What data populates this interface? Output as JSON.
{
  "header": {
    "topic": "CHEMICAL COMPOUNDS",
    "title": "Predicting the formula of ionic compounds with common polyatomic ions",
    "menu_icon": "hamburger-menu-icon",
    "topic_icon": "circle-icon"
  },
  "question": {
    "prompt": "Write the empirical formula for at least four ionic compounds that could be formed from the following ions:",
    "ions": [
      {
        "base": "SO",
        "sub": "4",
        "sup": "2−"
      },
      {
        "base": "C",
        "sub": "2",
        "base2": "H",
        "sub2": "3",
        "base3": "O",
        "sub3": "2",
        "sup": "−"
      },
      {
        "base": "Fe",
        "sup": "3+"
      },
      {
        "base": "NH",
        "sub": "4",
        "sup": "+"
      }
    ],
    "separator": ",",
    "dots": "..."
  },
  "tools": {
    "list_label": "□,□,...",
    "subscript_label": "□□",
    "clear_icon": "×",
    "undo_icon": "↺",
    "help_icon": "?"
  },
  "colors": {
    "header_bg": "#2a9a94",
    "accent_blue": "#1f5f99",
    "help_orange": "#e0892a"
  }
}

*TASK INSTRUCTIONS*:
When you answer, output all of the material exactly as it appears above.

*RESULT OF THE TASK*:
What data populates this interface? Output as JSON.
{
  "header": {
    "topic": "CHEMICAL COMPOUNDS",
    "title": "Predicting the formula of ionic compounds with common polyatomic ions",
    "menu_icon": "hamburger-menu-icon",
    "topic_icon": "circle-icon"
  },
  "question": {
    "prompt": "Write the empirical formula for at least four ionic compounds that could be formed from the following ions:",
    "ions": [
      {
        "base": "SO",
        "sub": "4",
        "sup": "2−"
      },
      {
        "base": "C",
        "sub": "2",
        "base2": "H",
        "sub2": "3",
        "base3": "O",
        "sub3": "2",
        "sup": "−"
      },
      {
        "base": "Fe",
        "sup": "3+"
      },
      {
        "base": "NH",
        "sub": "4",
        "sup": "+"
      }
    ],
    "separator": ",",
    "dots": "..."
  },
  "tools": {
    "list_label": "□,□,...",
    "subscript_label": "□□",
    "clear_icon": "×",
    "undo_icon": "↺",
    "help_icon": "?"
  },
  "colors": {
    "header_bg": "#2a9a94",
    "accent_blue": "#1f5f99",
    "help_orange": "#e0892a"
  }
}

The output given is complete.